Forty-seven years after he played at Martin Luther King Jr.'s March on Washington, Bob Dylan went to the White House for the first time, for a concert honoring the music of the civil rights movement on February 9th. Backed only by piano and stand-up bass, Dylan performed an impassioned, stripped-down version of "The Times They Are A-Changin'" to a crowd that included President Obama and several members of Congress and of the Cabinet. "Everyone was excited about Dylan being here," says White House deputy social secretary Joseph Reinstein. "It wasn't lost on anybody how historic it was."
The concert — which also featured Joan Baez, Jennifer Hudson, John Mellencamp, Smokey Robinson, Natalie Cole and Yolanda Adams — had been carefully planned since July. But an approaching blizzard forced organizers to move the show up a day. "You can't believe the army of people it took to pull this off," says Reinstein. "There were White House staffers who were literally sleeping on cots in the basement." Adds Baez, "It was complete chaos backstage. I was supposed to be sixth or seventh, and then all of a sudden someone said, 'You're on.' Nobody even had a mirror, but someone said I looked fine and then shoved me onstage."
Organizers weren't sure if Dylan was going to perform a second song, since he had mentioned the possibility of doing "Chimes of Freedom" or "Blowin' in the Wind." Says Bob Santelli, director of the Grammy Museum and one of the night's organizers, "Believe me, if Bob had opted to play another song, there wasn't a person in the house that would have minded."
The event also marked the first time Baez and Dylan had shared a bill since the mid-1980s. She declined comment about whether the old friends talked backstage, though she said organizers tried to have her duet with Mellencamp on "If I Had a Hammer." "We both hate that song," says Baez, who ended up performing "We Shall Overcome." "They said it was a special request from Michelle Obama. I said, 'You tell her I will do it privately for her anytime, but we just can't do it.'"
Shortly before the show, Dylan was talking in the Blue Room to Mellencamp, who was perched on the arm of a chair. "A guard came in and said, "That chair was made in 1896 — please sit in it properly!'" recalls Mellencamp. "Then a Secret Service guy said, 'That's John Mellencamp. He can sit wherever he wants.'"
The show ended with President Obama taking the stage and singing "Lift Every Voice and Sing" alongside most of the performers. "It's easy to sing when times are good," Obama said earlier in the evening. "But it is hard to sing when times are rough. But times like that are precisely when the power of song is most potent."
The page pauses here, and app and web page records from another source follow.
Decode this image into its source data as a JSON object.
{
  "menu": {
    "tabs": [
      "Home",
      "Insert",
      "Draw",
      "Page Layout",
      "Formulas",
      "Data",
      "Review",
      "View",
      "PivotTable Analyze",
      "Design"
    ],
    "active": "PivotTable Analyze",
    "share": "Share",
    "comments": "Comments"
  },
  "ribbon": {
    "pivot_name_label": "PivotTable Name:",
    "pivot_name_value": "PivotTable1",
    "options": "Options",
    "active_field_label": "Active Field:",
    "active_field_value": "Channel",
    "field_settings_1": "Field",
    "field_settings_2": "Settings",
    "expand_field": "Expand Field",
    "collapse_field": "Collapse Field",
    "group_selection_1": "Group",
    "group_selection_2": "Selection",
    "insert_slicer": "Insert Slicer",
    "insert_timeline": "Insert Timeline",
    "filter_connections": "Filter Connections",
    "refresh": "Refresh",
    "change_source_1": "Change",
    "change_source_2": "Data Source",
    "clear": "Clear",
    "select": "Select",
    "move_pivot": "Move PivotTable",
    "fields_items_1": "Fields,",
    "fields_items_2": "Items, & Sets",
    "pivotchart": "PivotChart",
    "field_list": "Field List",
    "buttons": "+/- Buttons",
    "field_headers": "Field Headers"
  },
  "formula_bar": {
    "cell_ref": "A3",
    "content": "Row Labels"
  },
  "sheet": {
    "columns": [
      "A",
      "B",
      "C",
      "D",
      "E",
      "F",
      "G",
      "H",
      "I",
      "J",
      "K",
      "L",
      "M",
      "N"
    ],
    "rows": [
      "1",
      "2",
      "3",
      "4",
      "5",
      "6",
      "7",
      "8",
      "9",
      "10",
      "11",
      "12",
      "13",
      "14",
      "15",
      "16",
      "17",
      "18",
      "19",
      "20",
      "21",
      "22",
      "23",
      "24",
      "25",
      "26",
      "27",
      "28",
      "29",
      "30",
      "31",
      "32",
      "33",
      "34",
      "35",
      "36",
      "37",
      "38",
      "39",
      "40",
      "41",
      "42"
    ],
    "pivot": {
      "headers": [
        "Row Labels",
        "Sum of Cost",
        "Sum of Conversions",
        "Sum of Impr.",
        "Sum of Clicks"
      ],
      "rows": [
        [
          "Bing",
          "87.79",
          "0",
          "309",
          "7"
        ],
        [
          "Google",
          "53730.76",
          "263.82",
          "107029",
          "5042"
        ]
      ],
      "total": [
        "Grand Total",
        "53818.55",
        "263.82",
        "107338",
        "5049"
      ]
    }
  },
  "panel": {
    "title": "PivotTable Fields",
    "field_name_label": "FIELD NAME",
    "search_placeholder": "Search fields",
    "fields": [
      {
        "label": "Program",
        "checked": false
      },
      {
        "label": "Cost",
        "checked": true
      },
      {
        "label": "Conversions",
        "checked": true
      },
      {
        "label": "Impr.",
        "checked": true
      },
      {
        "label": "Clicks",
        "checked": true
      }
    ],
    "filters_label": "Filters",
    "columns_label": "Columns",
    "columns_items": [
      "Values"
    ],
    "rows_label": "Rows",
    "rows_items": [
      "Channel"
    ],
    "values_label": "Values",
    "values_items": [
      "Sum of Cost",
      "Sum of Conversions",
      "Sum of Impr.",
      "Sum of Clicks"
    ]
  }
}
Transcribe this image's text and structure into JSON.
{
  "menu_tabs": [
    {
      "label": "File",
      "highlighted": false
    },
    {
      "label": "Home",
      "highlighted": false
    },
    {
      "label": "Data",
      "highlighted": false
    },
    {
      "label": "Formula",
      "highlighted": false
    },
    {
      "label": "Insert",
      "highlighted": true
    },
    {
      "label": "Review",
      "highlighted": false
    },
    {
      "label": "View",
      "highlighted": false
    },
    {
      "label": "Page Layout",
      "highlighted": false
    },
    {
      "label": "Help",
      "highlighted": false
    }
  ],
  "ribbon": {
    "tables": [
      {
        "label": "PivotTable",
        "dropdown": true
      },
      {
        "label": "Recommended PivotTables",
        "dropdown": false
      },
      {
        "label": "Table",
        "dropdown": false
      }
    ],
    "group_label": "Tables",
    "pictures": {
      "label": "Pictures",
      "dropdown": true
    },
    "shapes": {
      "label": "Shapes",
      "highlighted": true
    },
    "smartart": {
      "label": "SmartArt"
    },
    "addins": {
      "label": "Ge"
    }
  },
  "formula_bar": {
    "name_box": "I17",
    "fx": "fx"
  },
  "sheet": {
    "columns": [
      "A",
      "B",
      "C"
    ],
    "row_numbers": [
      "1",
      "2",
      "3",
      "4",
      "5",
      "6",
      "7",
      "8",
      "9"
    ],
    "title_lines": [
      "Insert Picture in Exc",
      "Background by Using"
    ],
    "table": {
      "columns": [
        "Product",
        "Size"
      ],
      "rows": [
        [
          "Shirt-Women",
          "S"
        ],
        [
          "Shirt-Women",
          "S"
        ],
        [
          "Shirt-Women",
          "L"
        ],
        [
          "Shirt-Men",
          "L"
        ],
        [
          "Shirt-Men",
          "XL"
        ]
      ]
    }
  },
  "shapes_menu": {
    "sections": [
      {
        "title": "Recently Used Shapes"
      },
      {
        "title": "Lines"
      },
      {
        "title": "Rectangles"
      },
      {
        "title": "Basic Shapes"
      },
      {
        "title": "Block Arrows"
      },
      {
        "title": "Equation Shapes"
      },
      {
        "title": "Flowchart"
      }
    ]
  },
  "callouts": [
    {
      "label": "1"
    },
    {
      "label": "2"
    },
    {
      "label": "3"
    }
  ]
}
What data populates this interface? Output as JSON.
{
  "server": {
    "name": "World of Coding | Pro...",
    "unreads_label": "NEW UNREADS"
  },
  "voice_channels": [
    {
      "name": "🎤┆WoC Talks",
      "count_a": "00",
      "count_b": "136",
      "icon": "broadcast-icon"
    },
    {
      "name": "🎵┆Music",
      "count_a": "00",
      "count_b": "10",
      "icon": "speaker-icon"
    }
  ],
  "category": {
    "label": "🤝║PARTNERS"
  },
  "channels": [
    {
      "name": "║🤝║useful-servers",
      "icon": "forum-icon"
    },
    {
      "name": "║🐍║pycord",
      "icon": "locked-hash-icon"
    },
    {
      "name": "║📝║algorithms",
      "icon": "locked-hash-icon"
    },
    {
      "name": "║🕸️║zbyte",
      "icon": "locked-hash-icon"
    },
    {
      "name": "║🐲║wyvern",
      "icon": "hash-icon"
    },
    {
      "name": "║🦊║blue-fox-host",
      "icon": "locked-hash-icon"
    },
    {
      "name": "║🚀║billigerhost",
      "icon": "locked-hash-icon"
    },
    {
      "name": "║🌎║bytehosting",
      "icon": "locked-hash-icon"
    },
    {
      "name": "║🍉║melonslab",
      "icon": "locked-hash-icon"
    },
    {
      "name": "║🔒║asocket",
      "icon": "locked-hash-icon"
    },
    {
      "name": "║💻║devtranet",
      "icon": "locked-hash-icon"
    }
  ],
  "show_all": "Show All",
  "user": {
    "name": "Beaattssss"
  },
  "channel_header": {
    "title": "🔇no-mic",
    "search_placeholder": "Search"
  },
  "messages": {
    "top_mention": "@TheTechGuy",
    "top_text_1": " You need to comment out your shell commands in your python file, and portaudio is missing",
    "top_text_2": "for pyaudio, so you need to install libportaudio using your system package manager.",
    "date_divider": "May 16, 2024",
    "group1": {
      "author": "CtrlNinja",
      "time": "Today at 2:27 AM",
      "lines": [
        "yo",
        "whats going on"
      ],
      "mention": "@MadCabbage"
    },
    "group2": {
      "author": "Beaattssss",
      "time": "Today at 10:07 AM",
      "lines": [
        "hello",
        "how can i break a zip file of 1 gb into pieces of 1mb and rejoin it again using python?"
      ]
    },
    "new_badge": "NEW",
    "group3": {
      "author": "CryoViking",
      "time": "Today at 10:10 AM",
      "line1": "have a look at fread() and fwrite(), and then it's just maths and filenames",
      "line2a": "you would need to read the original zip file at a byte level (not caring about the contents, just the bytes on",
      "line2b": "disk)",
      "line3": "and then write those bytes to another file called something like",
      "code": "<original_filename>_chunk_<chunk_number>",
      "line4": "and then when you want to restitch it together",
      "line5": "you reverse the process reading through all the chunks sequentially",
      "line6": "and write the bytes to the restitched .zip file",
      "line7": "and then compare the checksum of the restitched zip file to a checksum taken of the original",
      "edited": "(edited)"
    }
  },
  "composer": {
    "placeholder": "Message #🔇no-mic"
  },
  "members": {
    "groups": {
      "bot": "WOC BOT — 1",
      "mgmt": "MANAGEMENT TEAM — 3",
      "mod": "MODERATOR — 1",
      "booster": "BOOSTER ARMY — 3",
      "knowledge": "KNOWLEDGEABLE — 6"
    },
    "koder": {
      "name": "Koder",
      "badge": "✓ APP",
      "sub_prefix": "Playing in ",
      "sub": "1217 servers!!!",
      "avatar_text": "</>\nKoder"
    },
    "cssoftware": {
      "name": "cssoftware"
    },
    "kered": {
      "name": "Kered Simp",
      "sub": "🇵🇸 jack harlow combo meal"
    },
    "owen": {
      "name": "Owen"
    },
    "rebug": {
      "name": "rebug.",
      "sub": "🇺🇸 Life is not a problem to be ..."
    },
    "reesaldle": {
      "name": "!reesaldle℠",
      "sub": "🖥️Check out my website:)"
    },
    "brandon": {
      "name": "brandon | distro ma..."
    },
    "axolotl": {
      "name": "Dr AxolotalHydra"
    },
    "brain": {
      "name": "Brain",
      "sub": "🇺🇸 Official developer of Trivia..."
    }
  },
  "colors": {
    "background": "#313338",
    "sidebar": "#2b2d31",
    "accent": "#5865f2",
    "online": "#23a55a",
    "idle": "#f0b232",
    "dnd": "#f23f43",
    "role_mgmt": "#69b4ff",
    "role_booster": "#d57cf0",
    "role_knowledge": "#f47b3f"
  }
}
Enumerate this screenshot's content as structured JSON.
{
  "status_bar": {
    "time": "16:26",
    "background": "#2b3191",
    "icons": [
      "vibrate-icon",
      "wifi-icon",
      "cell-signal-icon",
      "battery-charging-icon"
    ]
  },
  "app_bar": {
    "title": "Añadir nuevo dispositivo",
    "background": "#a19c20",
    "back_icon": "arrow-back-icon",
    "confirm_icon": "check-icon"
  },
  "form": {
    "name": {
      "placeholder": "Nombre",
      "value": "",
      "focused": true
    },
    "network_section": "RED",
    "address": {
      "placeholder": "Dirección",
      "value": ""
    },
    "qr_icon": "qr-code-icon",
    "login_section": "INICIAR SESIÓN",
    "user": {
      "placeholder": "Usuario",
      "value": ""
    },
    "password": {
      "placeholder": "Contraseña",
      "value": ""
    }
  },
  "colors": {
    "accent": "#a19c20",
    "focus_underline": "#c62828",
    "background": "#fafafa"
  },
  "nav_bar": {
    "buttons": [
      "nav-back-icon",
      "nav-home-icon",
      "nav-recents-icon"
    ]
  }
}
This is a story from the March 4th, 2010 issue of Rolling Stone.